The first week was manageable, but the longer we’re in confined quarters juggling work pressures and children at home, the harder it is to get along. Here are four tips for healthier relationships from Palo Alto therapist Linda Miller, the Bay Area’s most-experienced certified Gottman Marital Therapist, who employs principles developed by psychologists John and Julie Gottman and their 40 years of breakthrough research on marital stability.
1. Make time to be mindful and to reflect on what you appreciate in your partner. Write down both personal and qualities that your partner does that you appreciate, even if only occasional or mundane, like “I appreciate you putting the toilet seat down.” Notes Miller, “The things we appreciate are idiosyncratic. It’s often the flip side of things that get on your nerves.”
2. Define expectations for each person's time. Be clear about who’s doing what, and when. “In talking with people, I’m hearing that everything is upended, and so if you’re working from home, some people don’t even have a separate room to work in—they’re in the kitchen or the dining room,” Miller says. “Try, I’m going to be sequestered away and I’m going to try to keep a workday schedule; maybe we can have lunch together at 1 pm, but I’m going to knock out four to five hours of work.’”
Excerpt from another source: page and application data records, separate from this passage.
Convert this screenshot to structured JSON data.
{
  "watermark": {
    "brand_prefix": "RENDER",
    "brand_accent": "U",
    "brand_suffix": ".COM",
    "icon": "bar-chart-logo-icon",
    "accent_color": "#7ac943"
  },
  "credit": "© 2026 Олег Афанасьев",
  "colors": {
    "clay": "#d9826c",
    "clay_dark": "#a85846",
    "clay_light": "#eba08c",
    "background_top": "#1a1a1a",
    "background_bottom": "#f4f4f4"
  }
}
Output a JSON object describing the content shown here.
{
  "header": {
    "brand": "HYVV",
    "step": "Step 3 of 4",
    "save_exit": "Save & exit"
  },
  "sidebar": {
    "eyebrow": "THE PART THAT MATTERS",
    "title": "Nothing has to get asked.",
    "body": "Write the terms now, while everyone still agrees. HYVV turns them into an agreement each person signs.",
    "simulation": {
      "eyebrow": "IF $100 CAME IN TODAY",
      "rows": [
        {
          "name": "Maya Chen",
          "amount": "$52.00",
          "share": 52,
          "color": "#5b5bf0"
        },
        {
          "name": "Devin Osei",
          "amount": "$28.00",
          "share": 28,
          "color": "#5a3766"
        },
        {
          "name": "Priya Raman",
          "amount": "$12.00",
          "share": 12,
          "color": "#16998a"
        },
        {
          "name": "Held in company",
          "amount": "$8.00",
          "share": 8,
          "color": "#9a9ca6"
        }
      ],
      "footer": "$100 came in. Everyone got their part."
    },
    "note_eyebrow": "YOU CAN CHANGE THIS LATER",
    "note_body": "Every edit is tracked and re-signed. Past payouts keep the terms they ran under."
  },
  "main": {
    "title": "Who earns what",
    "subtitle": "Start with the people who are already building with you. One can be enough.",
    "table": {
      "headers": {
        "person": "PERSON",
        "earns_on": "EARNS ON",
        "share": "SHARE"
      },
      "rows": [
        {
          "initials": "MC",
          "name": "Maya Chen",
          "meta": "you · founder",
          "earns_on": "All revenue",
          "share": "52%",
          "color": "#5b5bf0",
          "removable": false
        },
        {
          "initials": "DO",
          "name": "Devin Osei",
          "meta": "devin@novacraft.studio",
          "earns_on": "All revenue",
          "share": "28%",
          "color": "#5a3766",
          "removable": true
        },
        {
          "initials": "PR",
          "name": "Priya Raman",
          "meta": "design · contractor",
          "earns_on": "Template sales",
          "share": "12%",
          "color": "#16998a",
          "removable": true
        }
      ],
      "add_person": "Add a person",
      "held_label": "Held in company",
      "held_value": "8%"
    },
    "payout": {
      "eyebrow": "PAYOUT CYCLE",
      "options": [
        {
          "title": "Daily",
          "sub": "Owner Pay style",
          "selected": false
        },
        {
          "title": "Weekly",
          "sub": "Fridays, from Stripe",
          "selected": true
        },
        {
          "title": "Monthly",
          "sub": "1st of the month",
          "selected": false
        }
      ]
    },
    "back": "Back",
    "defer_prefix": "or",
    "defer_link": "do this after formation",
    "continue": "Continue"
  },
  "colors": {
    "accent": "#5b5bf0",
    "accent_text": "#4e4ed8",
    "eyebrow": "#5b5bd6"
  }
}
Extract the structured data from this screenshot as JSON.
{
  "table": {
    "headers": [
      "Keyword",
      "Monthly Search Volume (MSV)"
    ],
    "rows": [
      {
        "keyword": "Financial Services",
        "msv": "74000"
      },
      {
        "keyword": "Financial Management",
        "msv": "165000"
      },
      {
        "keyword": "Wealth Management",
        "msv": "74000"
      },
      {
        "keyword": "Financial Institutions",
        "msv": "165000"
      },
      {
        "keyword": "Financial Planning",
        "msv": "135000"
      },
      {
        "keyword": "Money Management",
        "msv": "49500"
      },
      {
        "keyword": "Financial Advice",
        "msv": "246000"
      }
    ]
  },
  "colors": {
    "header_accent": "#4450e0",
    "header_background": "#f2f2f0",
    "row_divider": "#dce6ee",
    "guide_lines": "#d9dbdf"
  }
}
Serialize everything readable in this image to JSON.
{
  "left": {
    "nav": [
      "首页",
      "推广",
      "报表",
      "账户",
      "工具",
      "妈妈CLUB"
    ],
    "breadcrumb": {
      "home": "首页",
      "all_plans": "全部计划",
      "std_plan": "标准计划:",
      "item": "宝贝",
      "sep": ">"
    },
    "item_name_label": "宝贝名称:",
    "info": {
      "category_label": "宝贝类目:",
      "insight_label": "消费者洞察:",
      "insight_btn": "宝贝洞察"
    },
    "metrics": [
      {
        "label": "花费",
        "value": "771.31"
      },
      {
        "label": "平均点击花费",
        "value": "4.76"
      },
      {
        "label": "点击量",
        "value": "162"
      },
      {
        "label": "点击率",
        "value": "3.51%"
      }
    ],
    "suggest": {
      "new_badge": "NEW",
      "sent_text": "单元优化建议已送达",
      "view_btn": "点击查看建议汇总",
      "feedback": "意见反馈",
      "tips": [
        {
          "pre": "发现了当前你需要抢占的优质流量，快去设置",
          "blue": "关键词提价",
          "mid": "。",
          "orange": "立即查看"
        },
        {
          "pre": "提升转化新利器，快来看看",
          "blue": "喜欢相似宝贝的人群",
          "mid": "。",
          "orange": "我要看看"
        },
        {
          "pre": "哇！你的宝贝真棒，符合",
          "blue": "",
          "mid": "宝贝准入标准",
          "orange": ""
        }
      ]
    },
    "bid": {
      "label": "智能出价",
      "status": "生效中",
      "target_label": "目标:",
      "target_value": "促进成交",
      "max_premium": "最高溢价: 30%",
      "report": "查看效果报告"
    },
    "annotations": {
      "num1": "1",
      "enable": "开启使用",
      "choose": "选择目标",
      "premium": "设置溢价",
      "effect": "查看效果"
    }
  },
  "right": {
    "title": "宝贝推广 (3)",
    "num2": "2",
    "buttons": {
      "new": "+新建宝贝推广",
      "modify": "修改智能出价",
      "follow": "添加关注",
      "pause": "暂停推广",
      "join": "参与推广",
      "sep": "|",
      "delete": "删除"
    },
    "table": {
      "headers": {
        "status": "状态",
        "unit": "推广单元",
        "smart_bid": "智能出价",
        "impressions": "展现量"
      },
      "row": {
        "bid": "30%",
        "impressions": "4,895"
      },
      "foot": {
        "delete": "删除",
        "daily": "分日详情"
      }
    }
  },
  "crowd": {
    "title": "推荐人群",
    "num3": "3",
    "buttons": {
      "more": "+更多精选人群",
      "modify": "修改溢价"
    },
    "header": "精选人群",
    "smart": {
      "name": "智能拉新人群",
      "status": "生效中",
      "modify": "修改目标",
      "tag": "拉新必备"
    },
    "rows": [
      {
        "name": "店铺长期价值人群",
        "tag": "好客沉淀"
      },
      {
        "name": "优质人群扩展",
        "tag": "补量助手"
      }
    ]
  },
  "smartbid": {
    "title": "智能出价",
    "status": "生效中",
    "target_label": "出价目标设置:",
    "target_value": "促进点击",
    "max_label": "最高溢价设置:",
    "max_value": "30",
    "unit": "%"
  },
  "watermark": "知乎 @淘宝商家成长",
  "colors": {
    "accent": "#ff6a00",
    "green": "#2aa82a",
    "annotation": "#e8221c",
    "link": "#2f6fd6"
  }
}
3. With our routines shattered, experiment with new things for fun and connection. Watch movies together or take walks together. Find jokes to share and ridiculous memes. Silliness and laughter is important right now.
4. Make appointments to talk. Set a time to talk. Avoid blame, criticism and impulsive rants. Miller advises saying, “There’s something going on for me that’s causing me frustration. When would you have a few minutes?” Broach the topic positively: “I want to tell you that I'm feeling tension about the dishes left in the sink and I don't want that to get in the middle between us. When I see the dishes, I start feeling yicky. I was hoping we can figure out some way to make me feel better.”